    if(proc_page_directory[page_dir_entry] == 0) {
        return 0;

    /* Convert the entry to a proper address to access */
    uint32_t* page_table_addr = (uint32_t*) (proc_page_directory[page_dir_entry] & ~0xFFF);

    /* Check if the page table entry exists. If it does not, return 0 */
    if(page_table_addr[page_table_entry] == 0) {
        return 0;

    /* It exists, we'll process it into a physical address */
    uint32_t phys_addr = (page_table_addr[page_table_entry] & ~0xFFF) + ((uint32_t)virtual_addr & 0xFFF);
    return (uint32_t*)phys_addr;

One sticking point for me was figuring out how paging works in a system that supports multiple processes. With each process, the address space is replaced with another and therefore the current entries in the TLB would likely be invalidated. So during a context switch, we'd likely need to flush the TLB after point to the new page structures for that process. I might be overlooking some things since I haven't fully explored this yet for the future, but good to be thinking about this now. This is the main reason why much of my functions take a page directory as an argument.

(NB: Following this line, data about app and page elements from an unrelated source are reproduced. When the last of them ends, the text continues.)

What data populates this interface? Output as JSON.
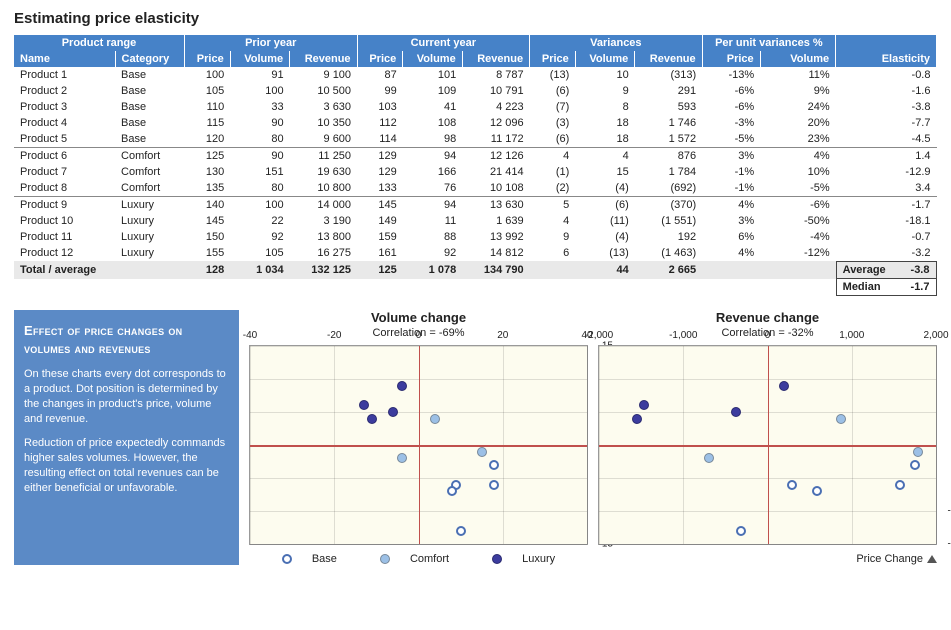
{
  "title": "Estimating price elasticity",
  "groups": [
    "Product range",
    "Prior year",
    "Current year",
    "Variances",
    "Per unit variances %",
    ""
  ],
  "cols": [
    "Name",
    "Category",
    "Price",
    "Volume",
    "Revenue",
    "Price",
    "Volume",
    "Revenue",
    "Price",
    "Volume",
    "Revenue",
    "Price",
    "Volume",
    "Elasticity"
  ],
  "rows": [
    {
      "n": "Product 1",
      "c": "Base",
      "pp": "100",
      "pv": "91",
      "pr": "9 100",
      "cp": "87",
      "cv": "101",
      "cr": "8 787",
      "vp": "(13)",
      "vv": "10",
      "vr": "(313)",
      "up": "-13%",
      "uv": "11%",
      "e": "-0.8"
    },
    {
      "n": "Product 2",
      "c": "Base",
      "pp": "105",
      "pv": "100",
      "pr": "10 500",
      "cp": "99",
      "cv": "109",
      "cr": "10 791",
      "vp": "(6)",
      "vv": "9",
      "vr": "291",
      "up": "-6%",
      "uv": "9%",
      "e": "-1.6"
    },
    {
      "n": "Product 3",
      "c": "Base",
      "pp": "110",
      "pv": "33",
      "pr": "3 630",
      "cp": "103",
      "cv": "41",
      "cr": "4 223",
      "vp": "(7)",
      "vv": "8",
      "vr": "593",
      "up": "-6%",
      "uv": "24%",
      "e": "-3.8"
    },
    {
      "n": "Product 4",
      "c": "Base",
      "pp": "115",
      "pv": "90",
      "pr": "10 350",
      "cp": "112",
      "cv": "108",
      "cr": "12 096",
      "vp": "(3)",
      "vv": "18",
      "vr": "1 746",
      "up": "-3%",
      "uv": "20%",
      "e": "-7.7"
    },
    {
      "n": "Product 5",
      "c": "Base",
      "pp": "120",
      "pv": "80",
      "pr": "9 600",
      "cp": "114",
      "cv": "98",
      "cr": "11 172",
      "vp": "(6)",
      "vv": "18",
      "vr": "1 572",
      "up": "-5%",
      "uv": "23%",
      "e": "-4.5"
    },
    {
      "n": "Product 6",
      "c": "Comfort",
      "pp": "125",
      "pv": "90",
      "pr": "11 250",
      "cp": "129",
      "cv": "94",
      "cr": "12 126",
      "vp": "4",
      "vv": "4",
      "vr": "876",
      "up": "3%",
      "uv": "4%",
      "e": "1.4"
    },
    {
      "n": "Product 7",
      "c": "Comfort",
      "pp": "130",
      "pv": "151",
      "pr": "19 630",
      "cp": "129",
      "cv": "166",
      "cr": "21 414",
      "vp": "(1)",
      "vv": "15",
      "vr": "1 784",
      "up": "-1%",
      "uv": "10%",
      "e": "-12.9"
    },
    {
      "n": "Product 8",
      "c": "Comfort",
      "pp": "135",
      "pv": "80",
      "pr": "10 800",
      "cp": "133",
      "cv": "76",
      "cr": "10 108",
      "vp": "(2)",
      "vv": "(4)",
      "vr": "(692)",
      "up": "-1%",
      "uv": "-5%",
      "e": "3.4"
    },
    {
      "n": "Product 9",
      "c": "Luxury",
      "pp": "140",
      "pv": "100",
      "pr": "14 000",
      "cp": "145",
      "cv": "94",
      "cr": "13 630",
      "vp": "5",
      "vv": "(6)",
      "vr": "(370)",
      "up": "4%",
      "uv": "-6%",
      "e": "-1.7"
    },
    {
      "n": "Product 10",
      "c": "Luxury",
      "pp": "145",
      "pv": "22",
      "pr": "3 190",
      "cp": "149",
      "cv": "11",
      "cr": "1 639",
      "vp": "4",
      "vv": "(11)",
      "vr": "(1 551)",
      "up": "3%",
      "uv": "-50%",
      "e": "-18.1"
    },
    {
      "n": "Product 11",
      "c": "Luxury",
      "pp": "150",
      "pv": "92",
      "pr": "13 800",
      "cp": "159",
      "cv": "88",
      "cr": "13 992",
      "vp": "9",
      "vv": "(4)",
      "vr": "192",
      "up": "6%",
      "uv": "-4%",
      "e": "-0.7"
    },
    {
      "n": "Product 12",
      "c": "Luxury",
      "pp": "155",
      "pv": "105",
      "pr": "16 275",
      "cp": "161",
      "cv": "92",
      "cr": "14 812",
      "vp": "6",
      "vv": "(13)",
      "vr": "(1 463)",
      "up": "4%",
      "uv": "-12%",
      "e": "-3.2"
    }
  ],
  "total": {
    "label": "Total / average",
    "pp": "128",
    "pv": "1 034",
    "pr": "132 125",
    "cp": "125",
    "cv": "1 078",
    "cr": "134 790",
    "vp": "",
    "vv": "44",
    "vr": "2 665"
  },
  "summary": {
    "avg_label": "Average",
    "avg_val": "-3.8",
    "med_label": "Median",
    "med_val": "-1.7"
  },
  "sidebar": {
    "heading": "Effect of price changes on volumes and revenues",
    "p1": "On these charts every dot corresponds to a product. Dot position is determined by the changes in product's price, volume and revenue.",
    "p2": "Reduction of price expectedly commands higher sales volumes. However, the resulting effect on total revenues  can be either beneficial or unfavorable."
  },
  "legend": {
    "base": "Base",
    "comfort": "Comfort",
    "luxury": "Luxury",
    "pchg": "Price Change"
  },
  "chart_data": [
    {
      "type": "scatter",
      "title": "Volume change",
      "subtitle": "Correlation = -69%",
      "xlabel": "",
      "ylabel": "",
      "xlim": [
        -40,
        40
      ],
      "ylim": [
        -15,
        15
      ],
      "xticks": [
        -40,
        -20,
        0,
        20,
        40
      ],
      "yticks": [
        -15,
        -10,
        -5,
        0,
        5,
        10,
        15
      ],
      "series": [
        {
          "name": "Base",
          "points": [
            [
              10,
              -13
            ],
            [
              9,
              -6
            ],
            [
              8,
              -7
            ],
            [
              18,
              -3
            ],
            [
              18,
              -6
            ]
          ]
        },
        {
          "name": "Comfort",
          "points": [
            [
              4,
              4
            ],
            [
              15,
              -1
            ],
            [
              -4,
              -2
            ]
          ]
        },
        {
          "name": "Luxury",
          "points": [
            [
              -6,
              5
            ],
            [
              -11,
              4
            ],
            [
              -4,
              9
            ],
            [
              -13,
              6
            ]
          ]
        }
      ]
    },
    {
      "type": "scatter",
      "title": "Revenue change",
      "subtitle": "Correlation = -32%",
      "xlabel": "",
      "ylabel": "",
      "xlim": [
        -2000,
        2000
      ],
      "ylim": [
        -15,
        15
      ],
      "xticks": [
        -2000,
        -1000,
        0,
        1000,
        2000
      ],
      "yticks": [
        -15,
        -10,
        -5,
        0,
        5,
        10,
        15
      ],
      "series": [
        {
          "name": "Base",
          "points": [
            [
              -313,
              -13
            ],
            [
              291,
              -6
            ],
            [
              593,
              -7
            ],
            [
              1746,
              -3
            ],
            [
              1572,
              -6
            ]
          ]
        },
        {
          "name": "Comfort",
          "points": [
            [
              876,
              4
            ],
            [
              1784,
              -1
            ],
            [
              -692,
              -2
            ]
          ]
        },
        {
          "name": "Luxury",
          "points": [
            [
              -370,
              5
            ],
            [
              -1551,
              4
            ],
            [
              192,
              9
            ],
            [
              -1463,
              6
            ]
          ]
        }
      ]
    }
  ]
}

In initializing virtual memory, I'm simply identity mapping everything. This is less than ideal, but for simply starting out with virtual memory this is fine.

void vmem_init(void)
    int32_t i;

    /* We can use ptable_new to create the page directory */
    uint32_t* base_ptr = vmem_ptable_new();

     * Identity page the entire kernel-space. This just makes it easier.
     * However, note that user processes are not paged this way
    for(i = 0; i < 1024; i++) {

        /* Set kernel pagetable to present and read/write in the page directory */
        uint32_t* kernel_pt = vmem_ptable_new();
        base_ptr[i] = ((uint32_t)kernel_pt) | 3;

        /* Populate the pagetable with identity-map entries */
        uint32_t j;
        for(j = 0; j < 1024; j++) {
            uint32_t virt_addr_entry = ((i << 22) | (j << 12)) & ~0xFFF;
            kernel_pt[j] = virt_addr_entry | 1;


    /* Set the global page directory variable */
    page_directory = base_ptr;

    /* Enable the page directory */

    printf("Paging Enabled. First %d KB of kernel identity-mapped.\n", IDENTITY_MAP_SIZE / 1024);

The last step is enabling paging by using the CPU's CR0 register. I wrote this function in FASM. Notice that it's called in the last line of the previous function.

format elf

include ''

section '.text' executable

    public vmem_enable_page_dir

    extrn printf

    ; Enable the page directory
    ; Since we're using fastcall in gcc, we expect the page directory to be in ecx
    ; See

        mov eax, ecx
        mov cr3, eax
        ;ccall printf, msg, ecx
        mov eax, cr0
        or eax, 0x80000001
        mov cr0, eax


section '.rodata'
    msg db "Page Directory Address %x",0xA,0

Also important: Since I needed this function to play nice with GCC, I'm using fastcall conventions so the argument always ends up in register ECX versus sometimes being put on the stack. Setting the CR3 register to an undefined value in ECX is less than ideal.

extern void vmem_enable_page_dir(uint32_t* page_dir) __attribute__((fastcall));


/* Set the global page directory variable */
page_directory = base_ptr;

/* Enable the page directory */

Testing everything out

I wrote a few tests to make sure the address translations and everything work correctly.

And it does! That's now the majority of baseline memory management stuff out of the way! I also wrote a function to test page faulting, which works as intended by leading to the correct interrupt being called.

The next step after this is writing a simple filesystem for the operating system.